Referring to yesterday’s findings that up to half of the victims might have lived had the response of the emergency services been better, Mrs Aspinall said the revelation was “very painful to hear”.

She said the families did not yet know who might have survived.

“What was new and was a shock to us was how many of them could have been saved,” she added.

“I’ll go home and think about that, and if James was one of them.”

She also expressed her thanks to the members of the panel for “exonerating the fans” and said the families had trusted them all along.

“They have made our city proud today but most importantly they have made the 96 rest in peace for the first time in all those years,” she said.

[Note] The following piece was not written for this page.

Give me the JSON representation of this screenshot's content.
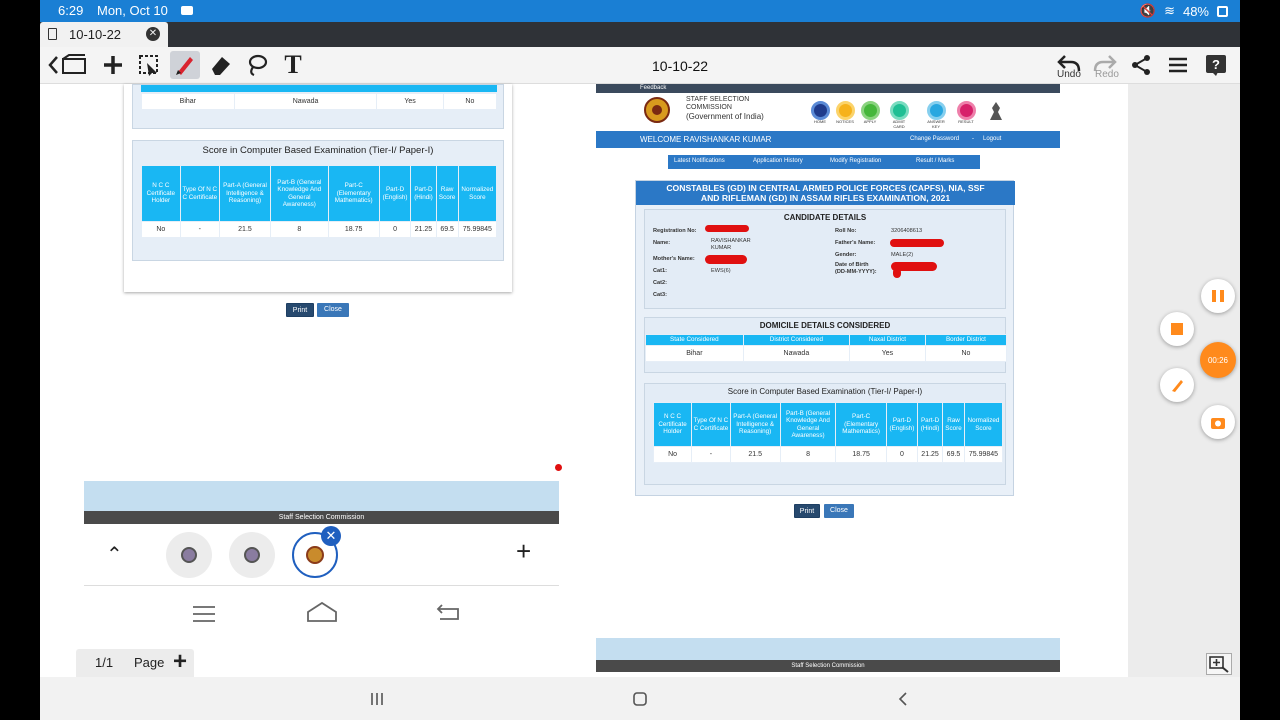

Trevor Hicks, of Keighley, whose teenage daughters Sarah and Victoria were crushed to death in the stadium, said that the families felt “totally vindicated” after enduring years of accusations that they were being “vengeful, spiteful, looking for a scapegoat or looking for compensation”.